Now there is a new player in town; GDGT is a hardware junkies forum, with a twitter-like community twist. It just launched in the last 11 hours or so, which means I can’t even hint at what it might grow up to be. But I love the premise, the interface is intuitive, the layout is clean, the posts are frequent and informed (quantity AND quality, my favorite combination!), and I am signing up for an account there. I recommend you do the same.

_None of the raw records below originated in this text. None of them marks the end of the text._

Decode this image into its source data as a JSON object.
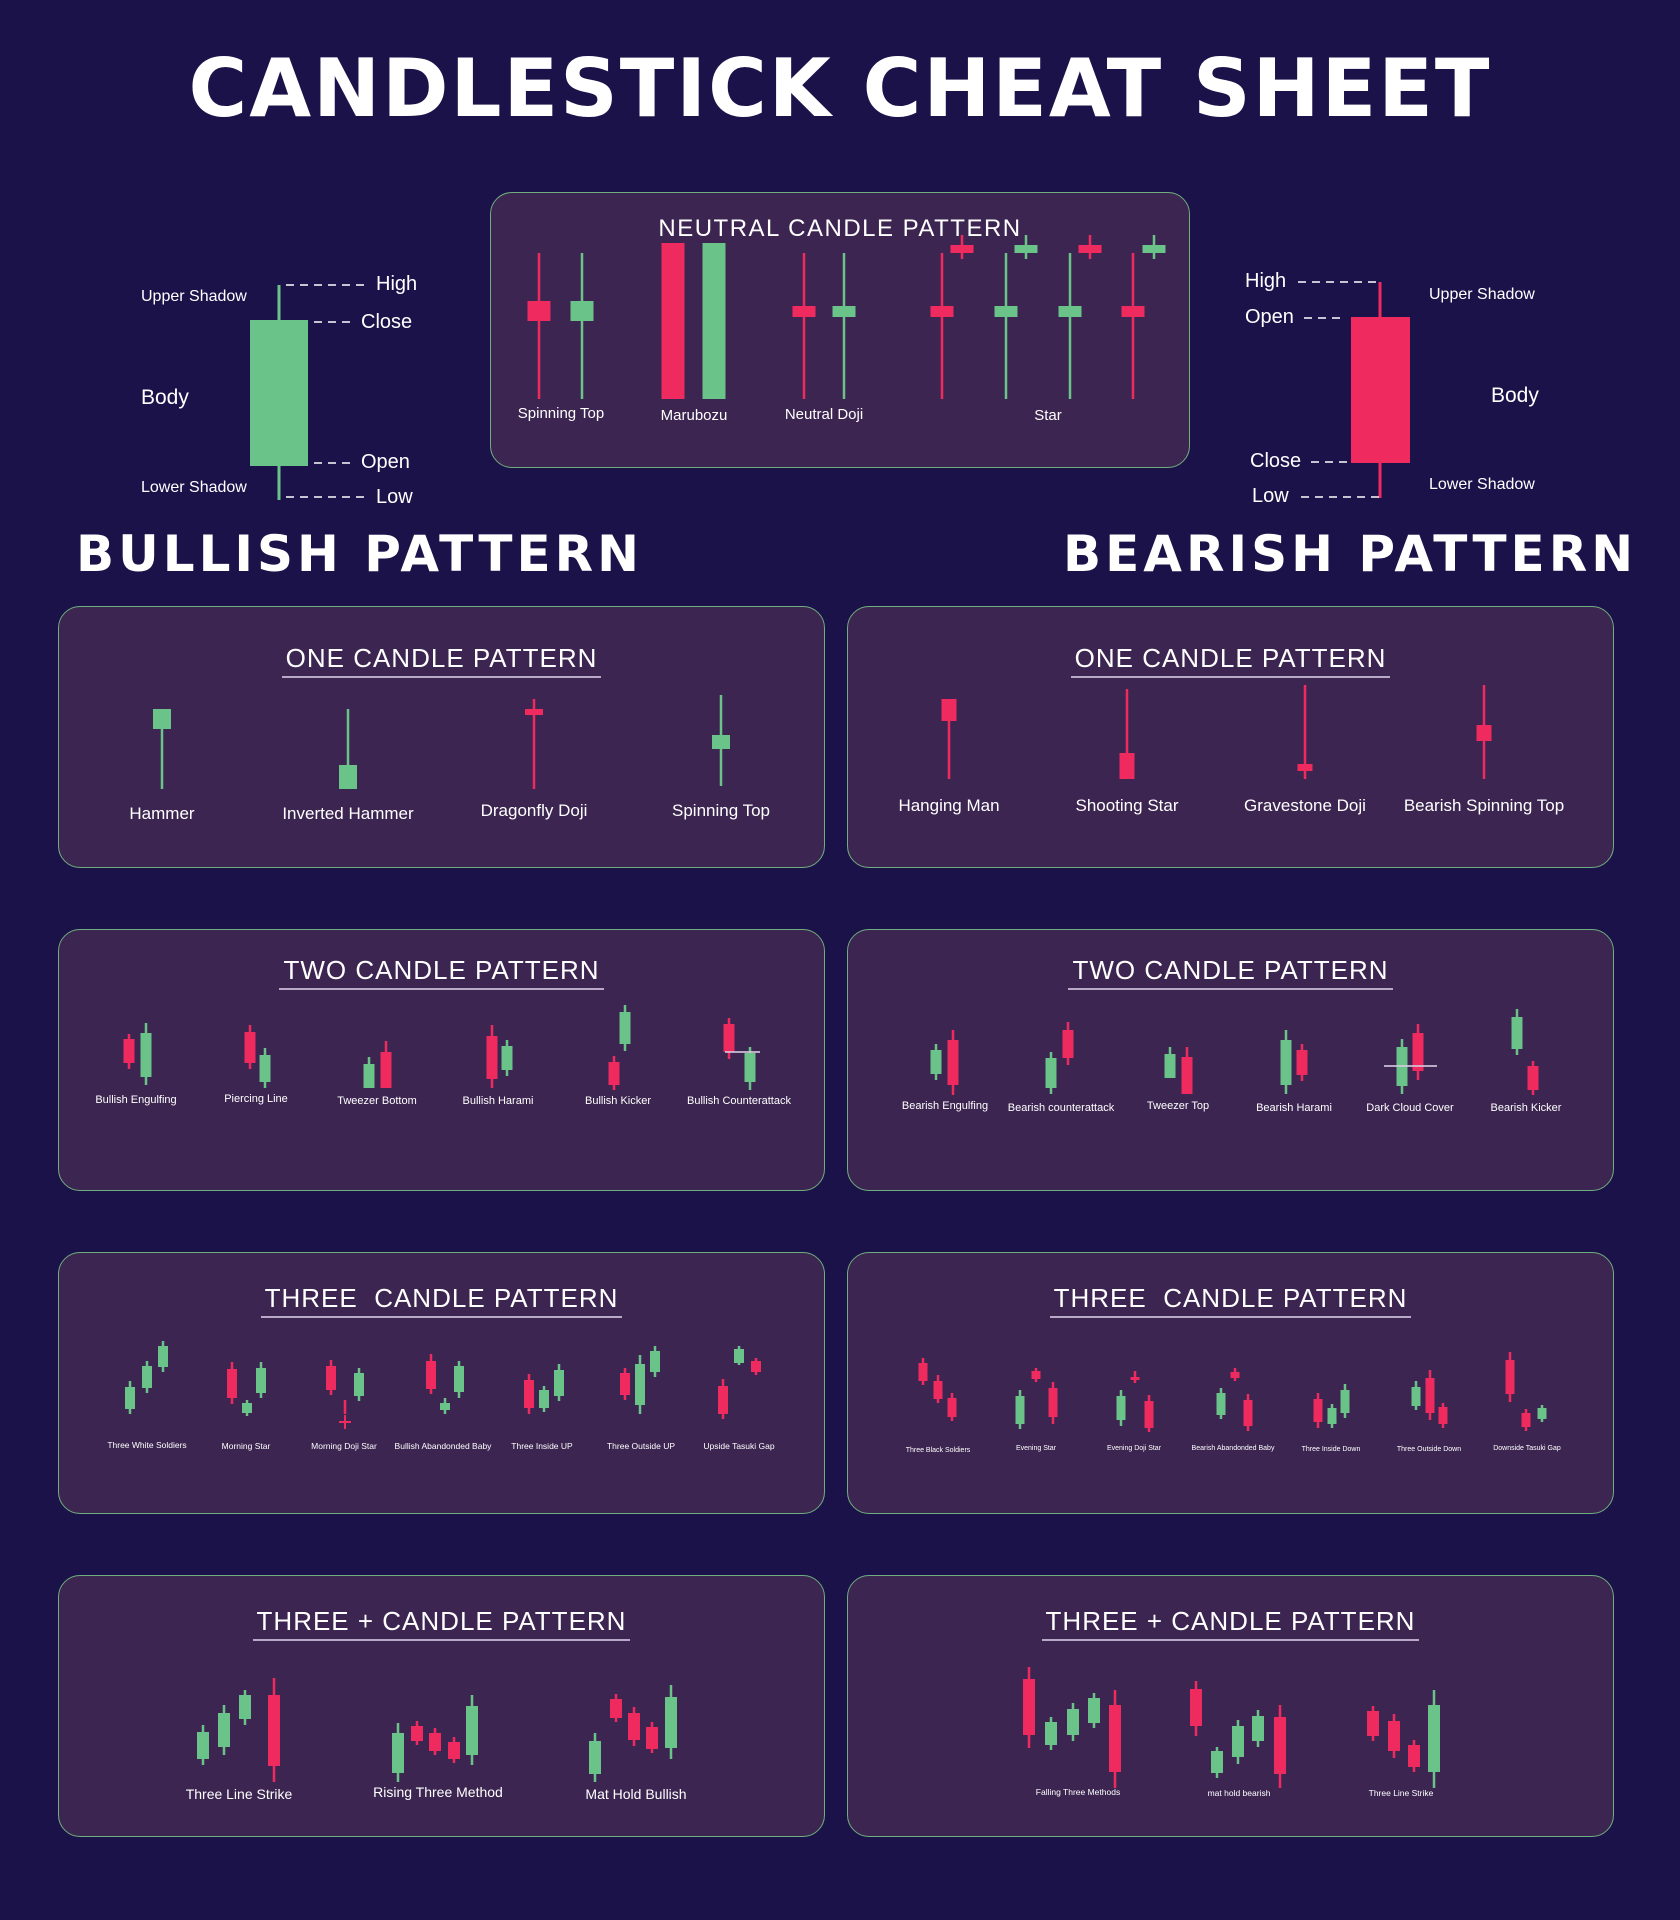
{
  "title": "CANDLESTICK CHEAT SHEET",
  "colors": {
    "background": "#1b1249",
    "panel": "#3c2550",
    "panel_border": "#6fae7e",
    "bull": "#6ac48a",
    "bear": "#ee2a5e",
    "text": "#ffffff"
  },
  "bullish_anatomy": {
    "labels": {
      "upper_shadow": "Upper Shadow",
      "body": "Body",
      "lower_shadow": "Lower Shadow",
      "high": "High",
      "close": "Close",
      "open": "Open",
      "low": "Low"
    }
  },
  "bearish_anatomy": {
    "labels": {
      "upper_shadow": "Upper Shadow",
      "body": "Body",
      "lower_shadow": "Lower Shadow",
      "high": "High",
      "open": "Open",
      "close": "Close",
      "low": "Low"
    }
  },
  "neutral": {
    "title": "NEUTRAL CANDLE PATTERN",
    "patterns": [
      "Spinning Top",
      "Marubozu",
      "Neutral Doji",
      "Star"
    ]
  },
  "sections": {
    "bullish": "BULLISH PATTERN",
    "bearish": "BEARISH PATTERN"
  },
  "panels": {
    "bull_one": {
      "title": "ONE CANDLE PATTERN",
      "patterns": [
        "Hammer",
        "Inverted Hammer",
        "Dragonfly Doji",
        "Spinning Top"
      ]
    },
    "bear_one": {
      "title": "ONE CANDLE PATTERN",
      "patterns": [
        "Hanging Man",
        "Shooting Star",
        "Gravestone Doji",
        "Bearish Spinning Top"
      ]
    },
    "bull_two": {
      "title": "TWO CANDLE PATTERN",
      "patterns": [
        "Bullish Engulfing",
        "Piercing Line",
        "Tweezer Bottom",
        "Bullish Harami",
        "Bullish Kicker",
        "Bullish Counterattack"
      ]
    },
    "bear_two": {
      "title": "TWO CANDLE PATTERN",
      "patterns": [
        "Bearish Engulfing",
        "Bearish counterattack",
        "Tweezer Top",
        "Bearish Harami",
        "Dark Cloud Cover",
        "Bearish Kicker"
      ]
    },
    "bull_three": {
      "title": "THREE  CANDLE PATTERN",
      "patterns": [
        "Three White Soldiers",
        "Morning Star",
        "Morning Doji Star",
        "Bullish Abandonded Baby",
        "Three Inside UP",
        "Three Outside UP",
        "Upside Tasuki Gap"
      ]
    },
    "bear_three": {
      "title": "THREE  CANDLE PATTERN",
      "patterns": [
        "Three Black Soldiers",
        "Evening Star",
        "Evening Doji Star",
        "Bearish Abandonded Baby",
        "Three Inside Down",
        "Three Outside Down",
        "Downside Tasuki Gap"
      ]
    },
    "bull_plus": {
      "title": "THREE + CANDLE PATTERN",
      "patterns": [
        "Three Line Strike",
        "Rising Three Method",
        "Mat Hold Bullish"
      ]
    },
    "bear_plus": {
      "title": "THREE + CANDLE PATTERN",
      "patterns": [
        "Falling Three Methods",
        "mat hold bearish",
        "Three Line Strike"
      ]
    }
  }
}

Three of the first sites mentioned here included an announcement about Asteroid Storm in the last few hours; a game played by raising your arms while siting in the theater. The tech works by mounting two cameras on the ceiling on either side of the screen and pointed at the audience. As the screen shows them the pilots-eye view, they can modify the spaceships trajectory by raising their hand. If 25 folks to the left of the screen raise their hands, and 22 on the right, the ship will gently steer left. If the count is still 22 on the right, but only 4 on the left, the ship will jackknife right… (It might be amusing to build a virtual version of that movie theater and use the voting of the House and Senate to steer, to see how many orbital rocks our government has tried to slam us into over the years.). This group game environment (NOT an MMORPG, but it should function a lot like one in some respects) will be introduced in UK theaters on July 10th, meaning next Friday. I can’t wait to see how the first few games go, and whether the audience works together to save the ship, or against each other to take it out. The next logical step would be two ships, with the two sides of the audience competing against each other.

Now play that game with a pair of Open Source Data Gloves, which you can build yourself for $23 in parts if you don’t want to buy the $400 commercial version, and you are ready to take over the theater!